Logan-Sprenger HM* and Logan SL
The Canadian Sport Institute Ontario, Toronto Pan Am Sports Centre, Morningside Avenue, Toronto, USA
- *Corresponding Author:
- Logan-Sprenger HM
The Canadian Sport Institute Ontario Toronto Pan Am Sports Centre
100-875 Morningside Avenue Toronto, USA
Tel: 416-596-1240 extn.218
E-mail: [email protected]
Received Date: March 28, 2016; Accepted Date: April 20, 2016; Published Date: April 27, 2016
Citation: Logan-Sprenger HM, Logan SL (2016) Acute Dose of Beet Root Juice Does Not Improve Endurance Performance in Elite Triathletes. Sports Nutr Ther 1: 108. doi: 10.4172/2473-6449.1000108
Copyright: © 2016 Logan-Sprenger HM, et al. This is an open-access article distributed under the terms of the Creative Commons Attribution License, which permits unrestricted use, distribution, and reproduction in any medium, provided the original author and source are credited.

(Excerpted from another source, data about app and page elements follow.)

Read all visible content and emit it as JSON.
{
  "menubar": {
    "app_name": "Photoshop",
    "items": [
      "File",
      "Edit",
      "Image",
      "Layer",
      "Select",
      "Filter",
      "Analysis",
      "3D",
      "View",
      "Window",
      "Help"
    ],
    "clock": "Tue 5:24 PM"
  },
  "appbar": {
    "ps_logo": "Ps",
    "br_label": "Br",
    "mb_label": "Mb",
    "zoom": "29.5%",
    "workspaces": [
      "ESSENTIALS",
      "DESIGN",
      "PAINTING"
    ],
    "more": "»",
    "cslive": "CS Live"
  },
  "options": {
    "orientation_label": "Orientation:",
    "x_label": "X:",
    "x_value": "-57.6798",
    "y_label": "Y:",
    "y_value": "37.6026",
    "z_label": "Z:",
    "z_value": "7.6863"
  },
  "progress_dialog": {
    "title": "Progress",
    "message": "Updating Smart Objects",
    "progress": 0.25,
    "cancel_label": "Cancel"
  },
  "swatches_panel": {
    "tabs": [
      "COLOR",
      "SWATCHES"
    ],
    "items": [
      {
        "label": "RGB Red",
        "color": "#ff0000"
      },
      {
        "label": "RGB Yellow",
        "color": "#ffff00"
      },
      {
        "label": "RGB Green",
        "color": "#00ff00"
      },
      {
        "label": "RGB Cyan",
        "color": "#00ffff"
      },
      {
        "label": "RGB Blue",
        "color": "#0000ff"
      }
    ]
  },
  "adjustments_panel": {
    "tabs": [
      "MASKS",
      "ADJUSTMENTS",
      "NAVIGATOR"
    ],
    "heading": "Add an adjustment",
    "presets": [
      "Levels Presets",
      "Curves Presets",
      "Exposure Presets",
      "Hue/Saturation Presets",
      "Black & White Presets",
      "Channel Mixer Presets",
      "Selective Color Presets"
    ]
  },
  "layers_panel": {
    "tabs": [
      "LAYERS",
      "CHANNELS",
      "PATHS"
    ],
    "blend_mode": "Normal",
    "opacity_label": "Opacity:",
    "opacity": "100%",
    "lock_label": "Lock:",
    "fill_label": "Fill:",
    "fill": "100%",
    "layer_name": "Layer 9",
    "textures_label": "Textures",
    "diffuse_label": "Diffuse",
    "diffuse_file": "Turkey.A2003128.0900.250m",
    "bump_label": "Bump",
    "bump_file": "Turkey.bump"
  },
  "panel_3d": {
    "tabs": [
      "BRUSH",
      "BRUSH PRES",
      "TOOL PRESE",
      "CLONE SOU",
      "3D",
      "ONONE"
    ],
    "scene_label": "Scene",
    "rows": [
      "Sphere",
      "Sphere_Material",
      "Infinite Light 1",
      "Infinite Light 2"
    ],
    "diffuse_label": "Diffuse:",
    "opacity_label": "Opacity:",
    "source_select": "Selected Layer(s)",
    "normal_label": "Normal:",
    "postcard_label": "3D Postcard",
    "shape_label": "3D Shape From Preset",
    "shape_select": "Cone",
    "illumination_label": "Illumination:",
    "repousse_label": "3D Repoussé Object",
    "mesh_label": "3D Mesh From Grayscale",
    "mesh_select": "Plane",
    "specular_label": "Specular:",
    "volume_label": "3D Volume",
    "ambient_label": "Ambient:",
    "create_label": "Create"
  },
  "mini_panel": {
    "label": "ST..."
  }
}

The aim of this study was to investigate whether consuming a high acute dose of NO3 -rich beetroot juice (BRJ) results in a significant (A) increase in plasma nitrite (NO2 -), and; (B) improvement in exercise performance during a 30 min time trial (TT) among competitive elite triathletes. Eight triathletes (4 females, 4 males; age 22 ± 0.9 yrs) participated in this study. (A) Baseline (PRE) venous blood samples were taken. Subjects then consumed 210 mL (19.4 mmol NO3 -) of BRJ and a second blood sample was taken 2.5 hr after consumption (POST) and blood samples were analyzed for [NO2 -]. (B) Seven days later, in a randomized, single-blinded, crossover design, subjects completed two laboratory-based 30 min TT separated by 7 days. 2.5 hr prior the TT, subjects consumed either BRJ or a nitrate-free BRJ placebo (PL). (A) Plasma [NO2 -] did not significantly change from baseline values after consuming 210 mL of BRJ (PRE: 1.62 ± 0.17 uM, POST: 1.76 ± 0.15 uM). (B) In response to BRJ supplementation, there was no significant difference over the TT in mean power output (BRJ: 4.19 ± 0.2 W/kg, PL: 4.23 ± 0.2 W/ kg), distance covered (BRJ: 16.1 ± 0.6 km, PL: 16.2 ± 0.7 km), or average speed (PL: 32.4 ± 1.4; BRJ: 32.6 ± 1.3 kph). Further, when the subjects were separated into BRJ ‘responders’ and ‘non-responders’ we did not observe statistically significant changes in any of the performance measures between the PL and BRJ supplementation. In conclusion, there is no ergogenic benefit to supplementing elite athletes with an acute dose of BRJ prior to a high intensity middle-distance cycling competition.